As I mentioned previously, Judy didn’t give any particular direction as to which, if any, prompts she followed for her pages. So I chose two of her submission that, to me, seemed to fall into the Princess category because of their beautiful colors and gold leafing and the feelings they evoked in the viewer. I mounted her pages back to back, with metallic foiled paper underneath the square cut edges.

Madeline’s interpretation of the Princess prompt has a bit more of a regal tone because she’s created the Queen of Her Kitchen! This is a fabulous layout with lots of interactive pieces including tags and things tucked into pockets! I love the dimensional quality her pages have, inviting you to reach out and touch them! p.s. The S&H green stamps brought back great memories. Many a kitchen royal collected them when grocery shopping and redeemed them for everything from new pots and pans to tableware!

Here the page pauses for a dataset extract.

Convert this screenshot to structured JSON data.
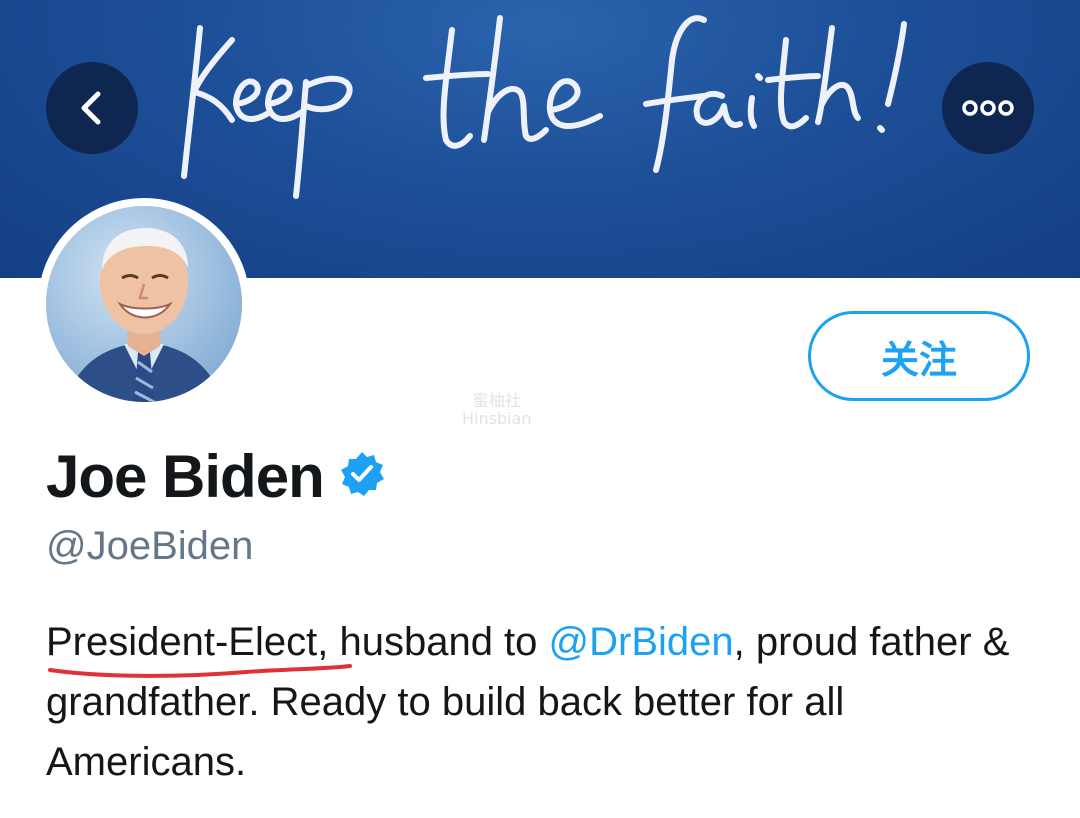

This is my interpretation of the Princess prompt, The Princess of Baths. One of my favorite things in the whole world is being able to soak a relaxing bath. I think it is a fabulous way to pamper oneself and a great addition to a self-care routine. I knew, right away what I wanted it to look like: pink, girly, bubbly and both the duck and the princess would need to have crowns!

This layout is the transition to the Princess prompt. My thinking was, when I chose this as a possible theme, that even though we’re not “Rich and Famous”, each of us is deserving of being treated like royalty. I was also thinking that for each person, there is some aspect of our personality is regal or some way in which we treat ourselves as royalty. On the left side, in the pocket, the sheet of paper has the words to “We’ll Never Be Royals” by Lorde.

The left side was contributed by Judy Wood. Here her black and white, graphic pseudo journaling stands in strong contrast with the bright colors she chose for her center piece. The black motif in that piece ties both together. I made the simplest possible addition here… I chose the paper for the right side. I liked the ink wash over old book pages in combination and contrast to the bright colors of Judy’s work.